Let's think about intentional misdirection. The December painting is one that stands out to me as having a lot of misdirection/red herrings in it.
The flower on the right side of that painting looks like a pretty standard daffodil. The daffodil is the birth flower for March. The clock has a second hand pointing to the 3 and conceals a blue-ish-green-ish gem (is it an aquamarine?). One could -- please don't -- make a reasonable argument that this is the March painting.
Another name for daffodil is narcissus. The narcissus is the birth flower for December. The clock has hour/minute hands pointing to the 12, and that blue-ish-green-ish gem (is it a turquoise?). Just as reasonable to say this is the December painting.
They used the fact that the March and December birth flowers are the same to make it less obvious, to intentionally misdirect our efforts to solve the puzzle. Not to mention the flower on the actual March painting looks absolutely nothing like what you would expect a daffodil to look like.
How do you figure out which is which? You have to bring in the immigration group, i.e. using the Litany of the Jewels. On page 21 we're told that "The Nymphs of Hellas cherish sweet Aquamarine". Aquamarine is the birthstone for March. One of the other paintings is overtly Greek.
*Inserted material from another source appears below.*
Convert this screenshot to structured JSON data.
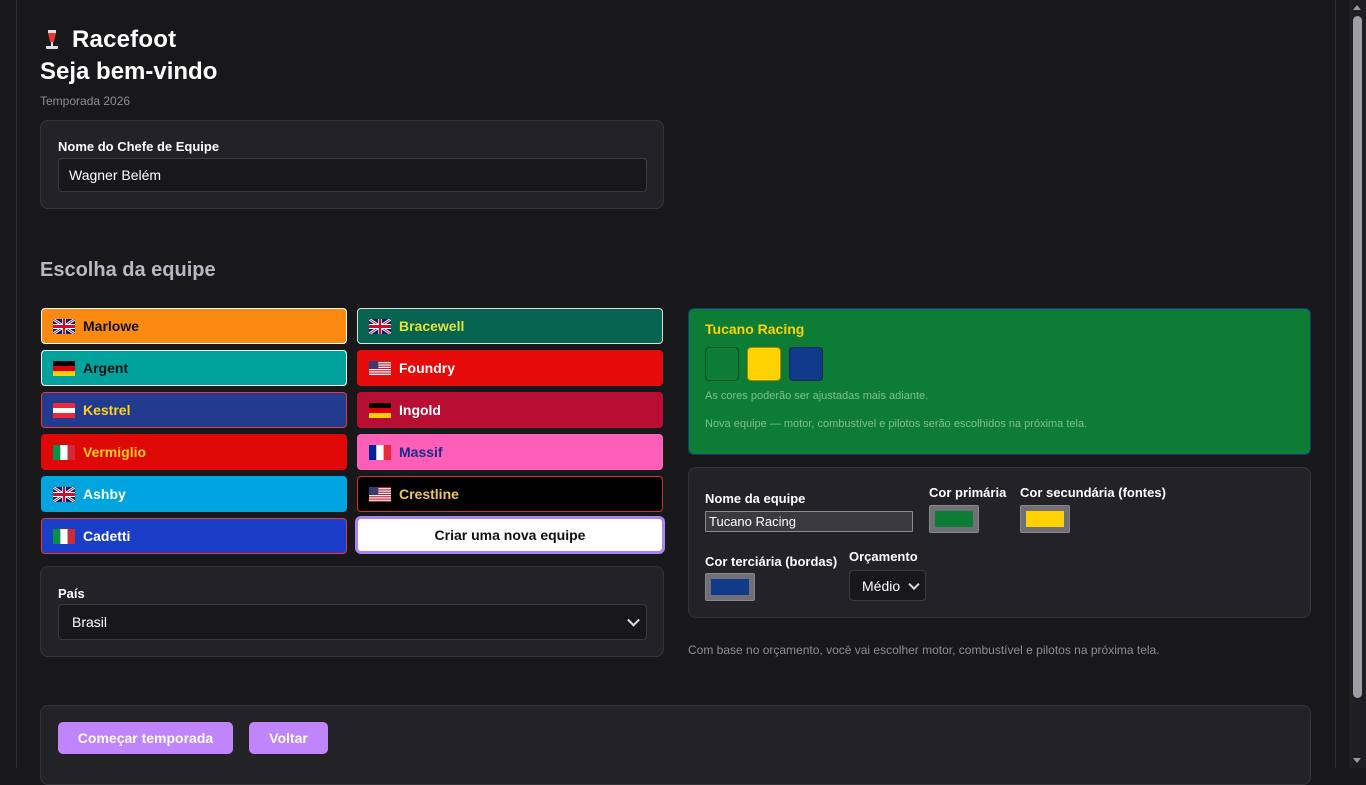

It becomes a process of elimination.
I've seen hundreds of attempts to prescribe value to that second hand pointing to the 3. Maybe it's just a red herring?
The takeaway here is: what other unidentified misdirection - in this painting, or any of the others - is getting in the way of us solving these puzzles?